grown to where it’s just like in American culture. You have
the malls everywhere here in the US, and now they’re coming
up in Ireland too.
So the Celtic tiger was a bad thing? I
have reservations about it. It’s helped a lot of people to
get wealthy, but it didn’t help some. Say, for example, you
were kind of poor and on the dole, weren’t able to find a job
and were renting a house. All of a sudden, the prices just quadrupled.
Now you’re never gonna be able to buy a house. What happens
to you? Some would say it’s just your problem. I just believe
it’s a shame that, where 10 or 15 years ago you could afford
a house that was the size of your grandparent’s house, now
you can’t – you have to move out into the middle of
the country somewhere.
Are families more scattered now? There’s
two sides to it. Families in Ireland don’t all live in the
same place anymore. But there’s less emigration now, so some
people would argue there’s much less breaking up of families.
At least they’re all in Ireland.
What keeps this thing called “Irish Culture” so very much alive? I
think it comes from having oppression for so long. You have this kind
of reaction to oppression, and Scotland has it too. The Celtic culture
is full of mythology and history and satire -- full of families and
generations – and guilt!
Will you ever move back? It’s
hard to go back, especially after a certain time. I remember someone
telling me after I was here two years: “You have four chances
to go home; your third year, your seventh year, your eleventh year and
your fourteenth year.” And you know – it seems to
be really true. After three years, I really felt like going home but I
didn’t. The same thing happened after seven years. And you
know, I’m passed eleven years now. I’m just on the
verge of fourteen years here. Once you’ve been here 14 years
you’re screwed! You’ll never leave.
Where’s the most enthusiastic audience for Irish music? Here,
it’s just all around the country. I’m amazed by
just how popular it is. There’s one thing I see here and back
in Ireland that’s kind of scary, though. Nowadays, you
don’t see as many young people. It’s older people
that like the Irish music. The young people that come to the gigs are
more into the drinking songs – the big clamorous numbers.
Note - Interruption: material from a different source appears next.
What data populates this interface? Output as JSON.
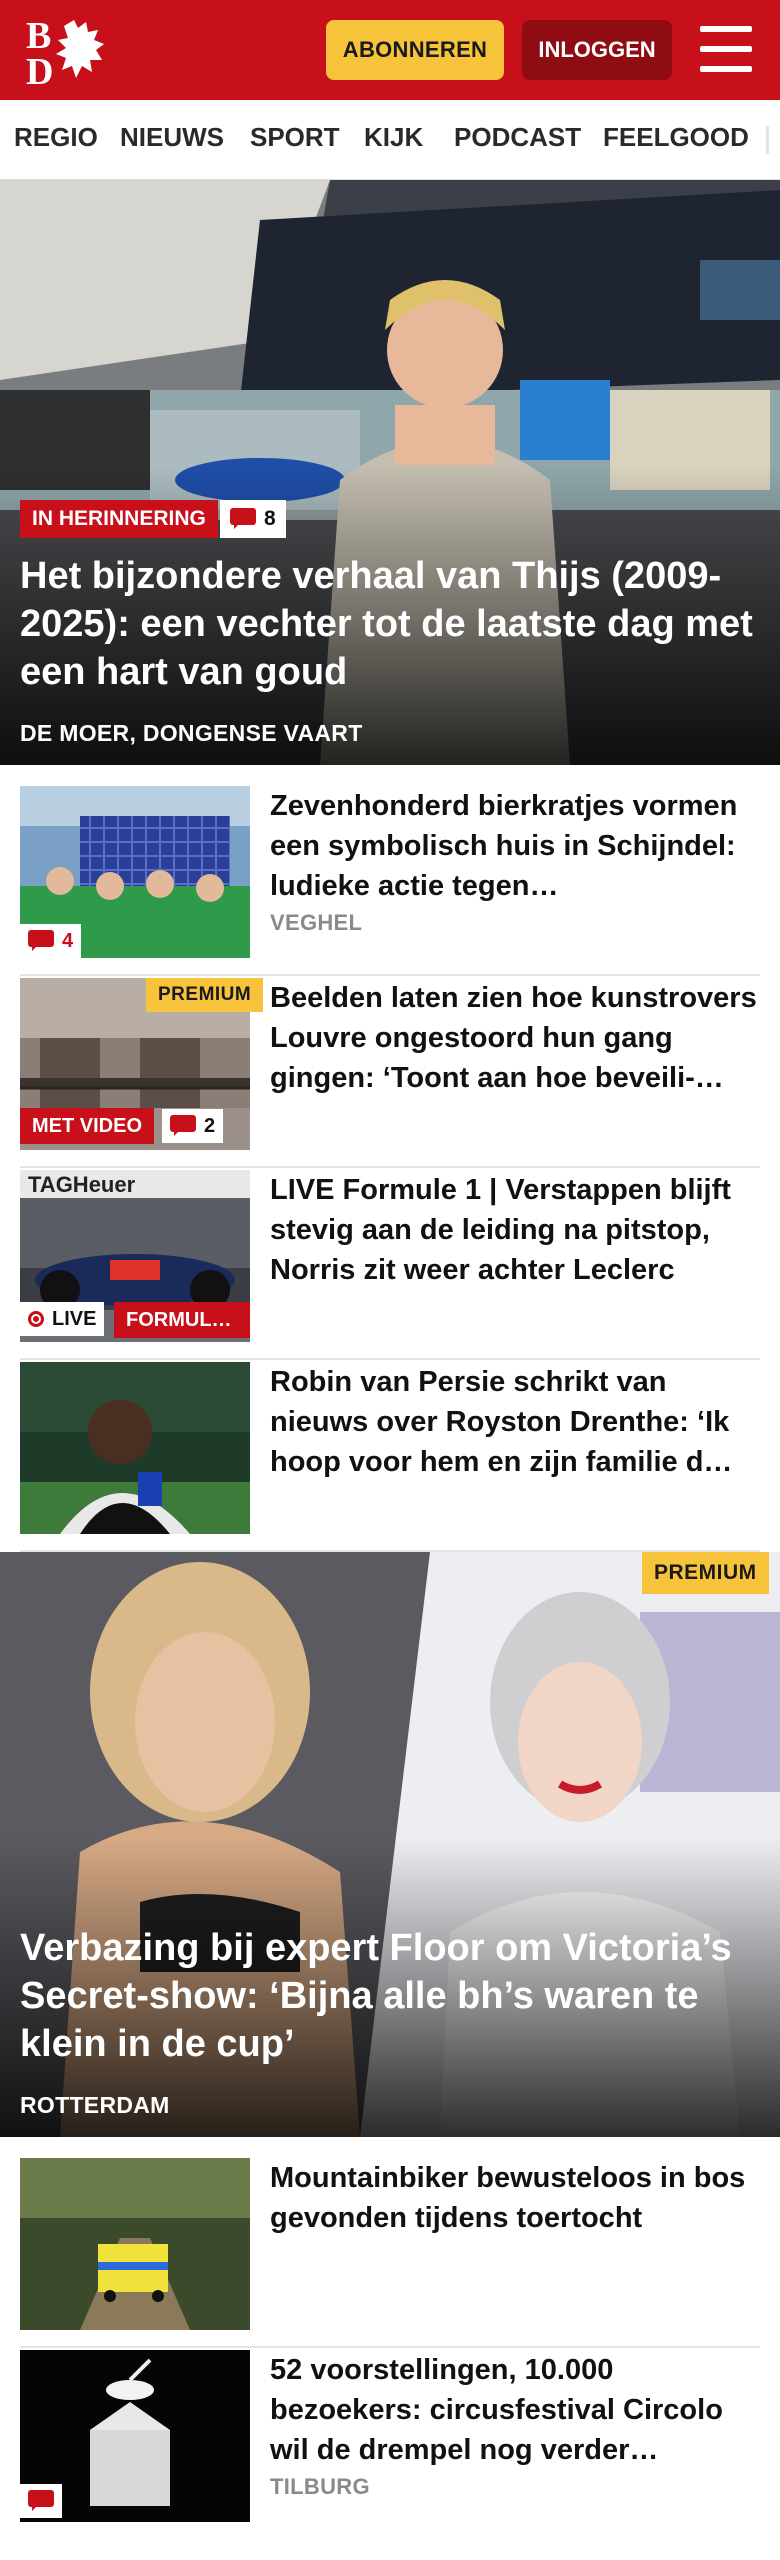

There’s always exceptions, but the ones who really like
traditional music seem to be older now.
Lastly, when was the last time you DIDN’T play a gig on St. Patrick’s Day? Quite
a long time ago. I don’t really remember. When I lived in New
York I used to do 3 or 4 gigs in a day, all in Manhattan! I know a lot
of people still gigging like that. It’s hard to pass up the
few bob, if you know what I mean.
Doyle’s first solo CD, “Evening Comes
Early,” (Shanachie Records) is available on Amazon.com. For
more information, visit www.johndoylemusic.com